Now that the SEC and the U.S. Attorney in San Francisco have filed both civil and criminal charges against two officers of Brocade, I thought I would speculate about what else might be uncovered as the SEC and criminal investigators start turning over rocks.
There's been a tremendous amount of press about backdating and quite a bit about springloading. I think it's also possible that as all of these investigations continue, another scandal involving option repricing (reissuing the options at a lower strike price as the company's stock price tumbles) could be uncovered at a few unscrupulous companies. It wouldn't surprise me greatly to learn that at some companies, all of the paperwork for early option grants was destroyed and new options were issued at a lower strike price. This would allow companies to grant
Companies are reluctant to simply reprice options at a lower strike price because of the consequences. Institutional investors often have policies requiring them to vote against management's nominees for director if the company engages in options repricing. In fact, many institutional holders will vote against a company's proposed stock option plan unless it specifically prohibits option repricing.
The other consequence of options repricing is messy disclosure. Companies must include in their proxy statement a table showing options repricing. Naturally, companies don't want to include this type of table because it shows that executives could potentially still profit even though the stock price recently fell. If I'm an investor, I don't have the option to tell my broker, "I paid too much last month. I'd like to rescind that transaction and buy ABC Co. stock again at the new, lower price."

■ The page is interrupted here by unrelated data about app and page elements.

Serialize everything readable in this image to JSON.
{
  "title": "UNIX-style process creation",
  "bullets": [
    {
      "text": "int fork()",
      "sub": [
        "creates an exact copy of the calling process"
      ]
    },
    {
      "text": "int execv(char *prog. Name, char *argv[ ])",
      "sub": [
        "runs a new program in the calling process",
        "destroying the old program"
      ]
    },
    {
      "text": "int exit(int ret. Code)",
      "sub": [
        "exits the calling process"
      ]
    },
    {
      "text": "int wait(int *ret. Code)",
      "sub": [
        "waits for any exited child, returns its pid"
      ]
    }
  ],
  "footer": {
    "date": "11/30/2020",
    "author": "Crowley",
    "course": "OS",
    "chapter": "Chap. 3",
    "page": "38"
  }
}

The rules regarding back dating and springloading are a little murky and experts disagree on the legal consequences. Regarding repricing, though, the SEC's rules are very clear. It will be interesting to learn whether, as the SEC takes investigative testimony, some companies are actually engaging in repricing without characterizing it as such and without complying with the SEC's rules.